Siyavuya Mlungu is an entrepreneur at Hubspace Khayelitsha – an incubator for entrepreneurs in limited resource communities. His company, Growth Business Consultancy, mentors small business entrepreneurs. He often asks entrepreneurs the question: do you have a customer?
For the founders of Outsourced CFO, financial planning is at the heart of a thriving business. The company provides businesses the services of Chartered Accountants without the costs of employing them. They find being at The Barn to be a working strategy as they literally operate where their customers are.
Medical doctors create The Open Medicine Project. The organisation makes use of technology to help health care workers by providing them with the right information required at the point of care. One of their applications detects the emergency state of the patient based on its’ symptoms. The Bandwidth Barn creates the environment for the doctors to connect with techies.
To Robyn Farah, founder of KAT-O, technology inspires her because it proves that anything is possible. Having started the company only six months ago, she is now one of Cape Town’s most dynamic influences in the tech space. Her interactive marketing brand is based at TheBarn.
Greer Valley and her husband Themba Mntambo are the founders of Kushn. In just over two years they have built one of Africa’s most trendy leather goods brands – sourcing materials from Ghana, Ethiopia and South Africa.
Anton van Heerden is the founder of ButtaNutt Tree Nut Spreads. At the Good Food & Wine Show he shares on the dynamics of growing his business. First he must educate his market, then sell his products to his consumers and continue to build strong relationships with both suppliers of tree nuts and the consumers. This simple procedure (after a year of operation) has allowed him to expand his product offering.
Susan Labuschagne and her sister are behind the founding of the successful family business: Sweet Temptations Toffees.

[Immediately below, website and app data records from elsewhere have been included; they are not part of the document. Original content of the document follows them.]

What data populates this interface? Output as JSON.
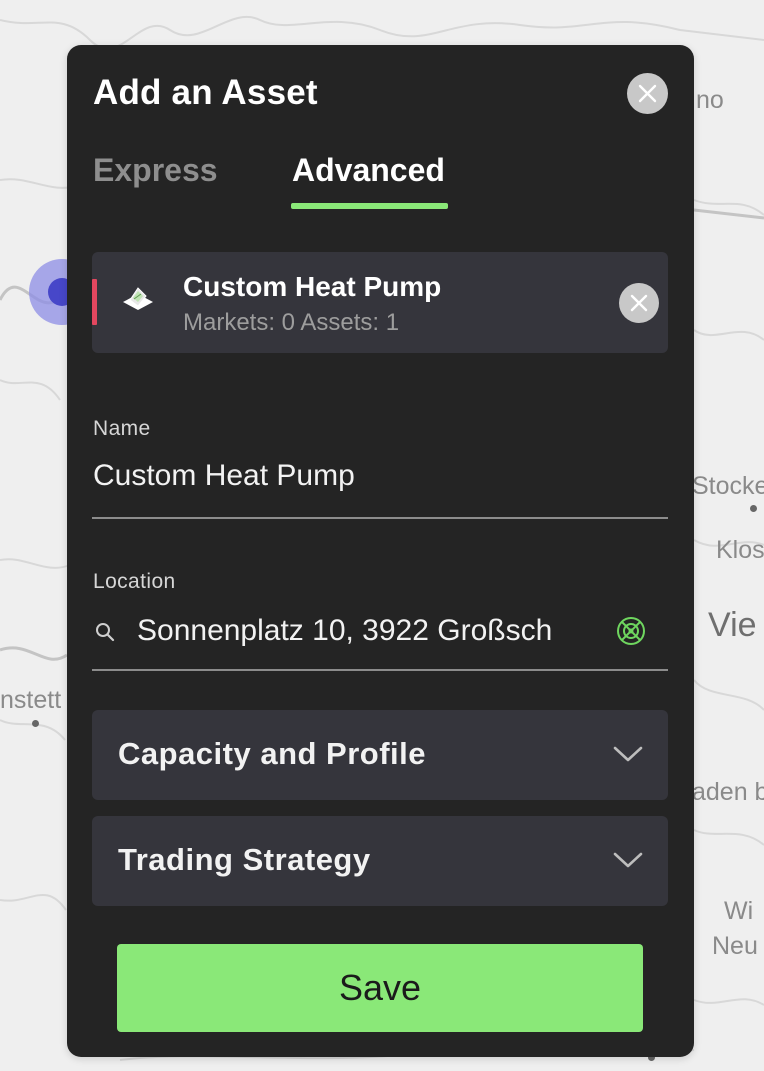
{
  "map": {
    "labels": [
      "no",
      "Stocke",
      "Klos",
      "Vie",
      "nstett",
      "aden b",
      "Wi",
      "Neu"
    ]
  },
  "dialog": {
    "title": "Add an Asset",
    "tabs": [
      {
        "label": "Express",
        "active": false
      },
      {
        "label": "Advanced",
        "active": true
      }
    ],
    "asset_card": {
      "title": "Custom Heat Pump",
      "subtitle": "Markets: 0 Assets: 1",
      "accent_color": "#e3475f"
    },
    "name_field": {
      "label": "Name",
      "value": "Custom Heat Pump"
    },
    "location_field": {
      "label": "Location",
      "value": "Sonnenplatz 10, 3922 Großsch"
    },
    "sections": [
      {
        "label": "Capacity and Profile",
        "icon": "chevron-down-icon"
      },
      {
        "label": "Trading Strategy",
        "icon": "chevron-down-icon"
      }
    ],
    "save_label": "Save"
  },
  "colors": {
    "accent_green": "#8ae878",
    "dialog_bg": "#242424",
    "card_bg": "#35353c",
    "accent_red": "#e3475f"
  }
}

At the Good Food & Wine Show 2014 she shares how her mother’s business influence has grown her confidence and communication skills to help interact with customers.
Susan’s role in the family business is customer interaction and sales, and encourages other young entrepreneurs to be confident in what they do.
Four principles behind building an organic food brand!
Founders of “Inside & You’re Out” share their strategy behind the success of the brand at the Good Food & Wine Show 2014. The company is a mobile burger concept of seriously gourmet organic burgers – a first on the African continent!
The Department of Coffee
The founders of Department of Coffee (DOC) explore the challenges of bringing a new entrepreneurial concept to an environment. Is it possible to introduce a market to a new idea, or should one work with ideas known to be successful in specific communities?